Mr. Heisler shot in medium format, black and white film so that readers wouldn’t be distracted by contrasting colors, but also to develop a greater connection with the participants, he said. To him, digital portraiture can edge on the impersonal. “You look at the back of the camera, you make the picture, you look at the camera, and it kind of affects this relationship,” Mr. Heisler said.
With film, “you have more of a rapport and relationship with the person because you’re not looking at the camera, you’re not looking at the images,” he said.
Many of the faces shown in this project are of individuals that New Yorkers routinely interact with but may not get to know. Many of them “felt that they were abstractions,” Mr. Gonzalez said.
“A lot of workers within this economy are identified by uniforms, and now masks,” Mr. Heisler said. “So there’s just another layer that makes the transaction even more impersonal.”
Precautions were taken to make sure photo sessions were as comfortable as possible. From the start, “it was a constant balance between efficiency and establishing a relationship,” Mr. Heisler said.
“People weren’t regularly vaccinated yet,” Mr. Heisler added. “We were still operating with our own Covid protocols of being very careful about going into peoples’ homes or going into spaces” and asking them to take off their masks.
Though the photographs are of individuals, stacked together they represent a community of New Yorkers who have struggled or pivoted but kept the city running through shutdowns and panic. The project reaches out through the pandemic’s insistent isolation to find common ground.

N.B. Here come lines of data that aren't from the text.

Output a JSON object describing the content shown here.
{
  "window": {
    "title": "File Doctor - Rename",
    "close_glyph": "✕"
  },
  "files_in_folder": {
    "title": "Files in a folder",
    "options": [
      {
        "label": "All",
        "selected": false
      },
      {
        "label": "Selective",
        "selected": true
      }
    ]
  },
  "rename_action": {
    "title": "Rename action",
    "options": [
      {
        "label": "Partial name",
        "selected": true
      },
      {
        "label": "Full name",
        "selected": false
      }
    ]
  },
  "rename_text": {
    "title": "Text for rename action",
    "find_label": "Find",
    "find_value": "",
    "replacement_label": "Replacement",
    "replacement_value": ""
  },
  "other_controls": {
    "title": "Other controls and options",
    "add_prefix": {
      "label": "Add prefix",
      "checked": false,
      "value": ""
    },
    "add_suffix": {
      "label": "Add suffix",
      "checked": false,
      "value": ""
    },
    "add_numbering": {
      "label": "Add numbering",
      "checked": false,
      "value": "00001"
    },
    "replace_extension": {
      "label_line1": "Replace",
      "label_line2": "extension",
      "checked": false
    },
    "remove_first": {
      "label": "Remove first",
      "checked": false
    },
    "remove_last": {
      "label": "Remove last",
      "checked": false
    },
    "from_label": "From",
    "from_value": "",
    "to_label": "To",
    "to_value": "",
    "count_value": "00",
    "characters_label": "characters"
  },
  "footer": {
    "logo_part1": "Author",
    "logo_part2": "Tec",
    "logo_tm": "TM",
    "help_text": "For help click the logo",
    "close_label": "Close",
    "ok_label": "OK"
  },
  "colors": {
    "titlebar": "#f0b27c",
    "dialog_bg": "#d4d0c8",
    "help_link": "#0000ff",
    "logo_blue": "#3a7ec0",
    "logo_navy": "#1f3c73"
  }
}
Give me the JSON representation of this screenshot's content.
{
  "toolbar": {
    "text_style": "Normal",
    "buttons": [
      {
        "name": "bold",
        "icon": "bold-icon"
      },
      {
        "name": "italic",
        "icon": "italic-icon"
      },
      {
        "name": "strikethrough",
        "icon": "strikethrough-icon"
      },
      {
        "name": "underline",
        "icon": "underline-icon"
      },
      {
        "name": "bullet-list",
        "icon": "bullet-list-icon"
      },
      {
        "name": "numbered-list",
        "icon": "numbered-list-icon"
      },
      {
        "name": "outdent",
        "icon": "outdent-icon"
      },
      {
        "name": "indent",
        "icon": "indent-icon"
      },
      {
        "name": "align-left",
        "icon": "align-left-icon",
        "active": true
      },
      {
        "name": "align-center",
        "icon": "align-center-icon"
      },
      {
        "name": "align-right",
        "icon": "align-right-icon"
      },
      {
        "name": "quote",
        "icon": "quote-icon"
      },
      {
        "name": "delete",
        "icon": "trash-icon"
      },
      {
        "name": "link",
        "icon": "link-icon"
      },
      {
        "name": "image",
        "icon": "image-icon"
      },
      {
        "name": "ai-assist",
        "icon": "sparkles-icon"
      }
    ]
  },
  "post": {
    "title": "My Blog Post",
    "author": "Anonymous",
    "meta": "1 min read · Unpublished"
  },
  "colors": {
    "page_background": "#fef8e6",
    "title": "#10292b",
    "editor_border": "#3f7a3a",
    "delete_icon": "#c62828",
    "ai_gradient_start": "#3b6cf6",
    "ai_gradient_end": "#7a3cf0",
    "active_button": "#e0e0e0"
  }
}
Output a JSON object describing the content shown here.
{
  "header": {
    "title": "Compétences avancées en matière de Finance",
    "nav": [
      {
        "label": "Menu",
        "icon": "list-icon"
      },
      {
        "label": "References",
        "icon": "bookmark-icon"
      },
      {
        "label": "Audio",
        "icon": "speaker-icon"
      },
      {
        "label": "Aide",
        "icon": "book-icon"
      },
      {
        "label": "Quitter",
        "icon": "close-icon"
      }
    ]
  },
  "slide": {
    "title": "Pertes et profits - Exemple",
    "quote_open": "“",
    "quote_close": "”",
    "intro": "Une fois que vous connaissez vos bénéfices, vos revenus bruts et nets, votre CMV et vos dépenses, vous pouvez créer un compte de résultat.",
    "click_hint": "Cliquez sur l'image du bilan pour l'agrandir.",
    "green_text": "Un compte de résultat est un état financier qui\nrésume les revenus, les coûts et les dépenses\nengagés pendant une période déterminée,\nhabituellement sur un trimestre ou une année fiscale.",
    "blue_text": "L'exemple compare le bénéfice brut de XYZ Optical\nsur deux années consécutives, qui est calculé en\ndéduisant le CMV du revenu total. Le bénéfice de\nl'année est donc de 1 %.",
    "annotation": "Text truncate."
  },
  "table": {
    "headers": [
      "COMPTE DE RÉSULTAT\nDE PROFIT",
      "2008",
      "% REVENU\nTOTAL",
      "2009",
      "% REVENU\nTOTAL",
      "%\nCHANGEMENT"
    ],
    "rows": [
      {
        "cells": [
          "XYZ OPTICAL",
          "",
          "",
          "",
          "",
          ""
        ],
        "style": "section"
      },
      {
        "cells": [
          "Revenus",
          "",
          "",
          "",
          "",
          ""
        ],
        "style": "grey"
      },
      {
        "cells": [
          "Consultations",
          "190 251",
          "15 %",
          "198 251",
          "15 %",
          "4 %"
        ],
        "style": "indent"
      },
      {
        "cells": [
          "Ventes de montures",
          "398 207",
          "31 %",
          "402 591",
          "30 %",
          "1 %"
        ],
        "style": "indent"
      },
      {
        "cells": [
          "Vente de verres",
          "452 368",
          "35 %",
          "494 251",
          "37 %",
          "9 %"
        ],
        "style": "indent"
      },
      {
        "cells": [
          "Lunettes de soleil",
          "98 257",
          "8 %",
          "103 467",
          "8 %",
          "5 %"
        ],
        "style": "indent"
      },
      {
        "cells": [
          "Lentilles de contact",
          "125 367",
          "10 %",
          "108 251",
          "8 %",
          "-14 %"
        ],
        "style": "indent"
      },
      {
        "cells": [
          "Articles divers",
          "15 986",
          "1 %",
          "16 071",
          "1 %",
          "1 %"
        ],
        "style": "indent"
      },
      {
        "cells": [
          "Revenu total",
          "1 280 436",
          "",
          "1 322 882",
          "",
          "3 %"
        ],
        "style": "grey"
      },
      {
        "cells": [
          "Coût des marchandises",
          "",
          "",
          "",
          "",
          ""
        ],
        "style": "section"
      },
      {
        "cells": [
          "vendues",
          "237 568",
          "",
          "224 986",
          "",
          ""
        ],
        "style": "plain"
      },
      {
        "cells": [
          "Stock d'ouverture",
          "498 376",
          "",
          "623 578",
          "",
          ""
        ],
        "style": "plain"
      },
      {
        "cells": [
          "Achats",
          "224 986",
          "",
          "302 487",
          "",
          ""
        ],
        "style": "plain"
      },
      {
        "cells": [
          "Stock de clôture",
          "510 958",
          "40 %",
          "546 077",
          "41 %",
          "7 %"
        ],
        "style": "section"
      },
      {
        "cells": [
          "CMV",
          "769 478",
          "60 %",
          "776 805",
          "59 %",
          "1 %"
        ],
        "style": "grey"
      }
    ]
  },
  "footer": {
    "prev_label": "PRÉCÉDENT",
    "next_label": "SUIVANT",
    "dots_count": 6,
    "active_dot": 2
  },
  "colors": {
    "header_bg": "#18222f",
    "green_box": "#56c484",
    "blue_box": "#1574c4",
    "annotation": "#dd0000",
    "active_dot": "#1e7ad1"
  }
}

“I firmly believe, in one way or another, we’re all interconnected in this city,” Mr. Gonzalez said. “Whether we realize it or not.”